35. Despite the challenges associated with the peace process, the government is determined to holding the elections to Constituent Assembly on time. With necessary technical, legal and logistical competence, the Election Commission has made preparations to hold the elections as scheduled in a free and fair manner. I would like to invite friendly countries and organizations to send observers during the elections to Constituent Assembly in Nepal.
36. People of Nepal have expressed their desire for a peaceful political and socio-economic transformation. They have voiced for an inclusive, democratic and participatory restructuring of the State. I have every confidence that the peace process will reap numerous dividends to the Nepalese people to create a “new Nepal”. We expect generous assistance from our development partners in this process, including in Nepal’s reconstruction and development needs.
37. On behalf of the people and Government of Nepal, I express sincere gratitude to the international community for their strong support and solidarity during our struggle for democracy, and in the ongoing peace process.
38. Last year, we invited the United Nations to facilitate the peace process through the monitoring of arms and technical support to the elections to the Constituent Assembly. We appreciate the Secretary General for his personal attention and interest to assist the peace process. We commend the role played by the United Nations Mission in Nepal (UNMIN) in this process.
39. The Government is steadfast in protecting and promoting human rights as per its international commitments. We welcome the adoption of universal periodic review of all member States in the Human Rights Council. This exercise should be free from politicization, selectivity and double standards.
40. There has been a remarkable improvement in the protection of human rights in Nepal since the start of the peace process. The Government has extended full cooperation to the Office of the High Commissioner for Human Rights in Nepal. The recent appointment of National Human Rights Commission is expected to further enhance our national capability to protect and promote human rights.

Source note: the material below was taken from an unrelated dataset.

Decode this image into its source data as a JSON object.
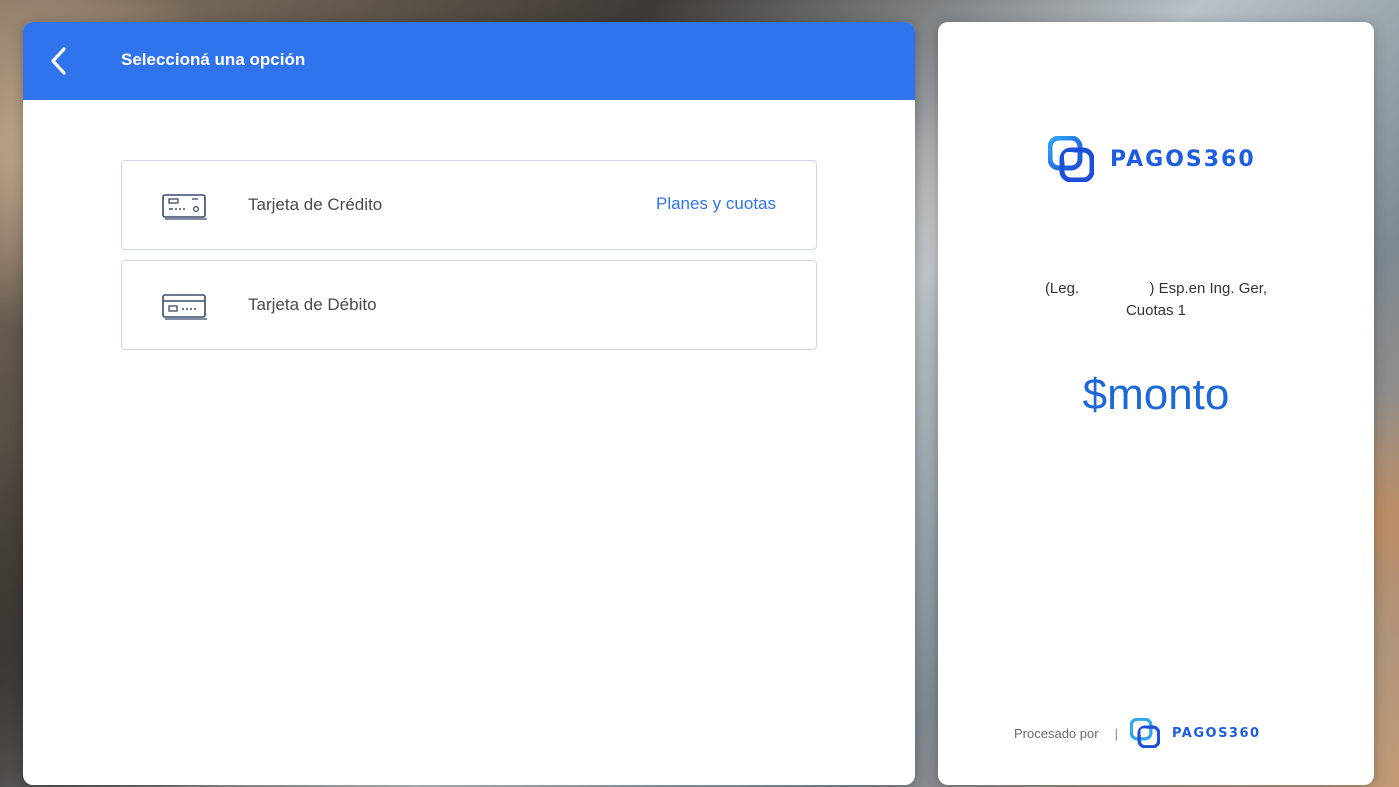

41. The Government is determined to bring an end to an environment of impunity that was present during the armed conflict. We hope the setting up of a Truth and Reconciliation Commission, as stipulated in the peace agreement, will also help us put our past behind and prevent recurrence of the grave violations of human rights.
42. As a nation of diverse ethnic composition and home to various indigenous peoples, Nepal welcomes the adoption of UN Declaration on Rights of Indigenous Peoples by the General Assembly this year. We hope that the declaration will serve as useful reference for the indigenous issues worldwide.
43. In conclusion, the General Assembly has before it an important opportunity to address the most pressing issues of lasting significance to our times. We should strive to advance agreements to address climate change, follow up on the MDGs, seek new resources to finance development, break the impasse on negotiations in trade and disarmament, and reform the UN Security Council. We should also seek solutions to outstanding conflicts and humanitarian crises.
44. Today, the world’s major problems are demanding the leadership of the United Nations. We should rise up to the occasion and demonstrate our ability to work together to solve urgent problems confronting us. Solutions to most global problems are within our reach, if we act in unison guided by our collective wisdom and reason. Together we can make progress in all these areas. I pledge Nepal’s constructive participation in arriving at important decisions in all these issues here at the United Nations.
I thank you.
Posted by Editor on October 2, 2007 11:53 AM